[Excerpts from an interface dataset]
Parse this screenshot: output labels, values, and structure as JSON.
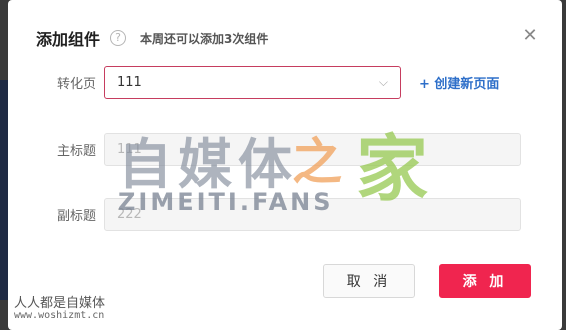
{
  "dialog": {
    "title": "添加组件",
    "help_icon": "?",
    "subtitle": "本周还可以添加3次组件",
    "close_icon": "✕"
  },
  "form": {
    "conversion_page": {
      "label": "转化页",
      "value": "111",
      "chevron": "⌵",
      "create_link": "+ 创建新页面"
    },
    "main_title": {
      "label": "主标题",
      "value": "111"
    },
    "sub_title": {
      "label": "副标题",
      "value": "222"
    }
  },
  "buttons": {
    "cancel": "取 消",
    "add": "添 加"
  },
  "watermark": {
    "big_text": "自媒体",
    "zhi": "之",
    "jia": "家",
    "english": "ZIMEITI.FANS",
    "corner_brand": "人人都是自媒体",
    "corner_url": "www.woshizmt.cn"
  },
  "colors": {
    "accent": "#f0254f",
    "link": "#2e6fc9",
    "select_border": "#c63d5f"
  }
}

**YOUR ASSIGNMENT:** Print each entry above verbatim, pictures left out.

**TASK ANSWER:**
Parse this screenshot: output labels, values, and structure as JSON.
{
  "dialog": {
    "title": "添加组件",
    "help_icon": "?",
    "subtitle": "本周还可以添加3次组件",
    "close_icon": "✕"
  },
  "form": {
    "conversion_page": {
      "label": "转化页",
      "value": "111",
      "chevron": "⌵",
      "create_link": "+ 创建新页面"
    },
    "main_title": {
      "label": "主标题",
      "value": "111"
    },
    "sub_title": {
      "label": "副标题",
      "value": "222"
    }
  },
  "buttons": {
    "cancel": "取 消",
    "add": "添 加"
  },
  "watermark": {
    "big_text": "自媒体",
    "zhi": "之",
    "jia": "家",
    "english": "ZIMEITI.FANS",
    "corner_brand": "人人都是自媒体",
    "corner_url": "www.woshizmt.cn"
  },
  "colors": {
    "accent": "#f0254f",
    "link": "#2e6fc9",
    "select_border": "#c63d5f"
  }
}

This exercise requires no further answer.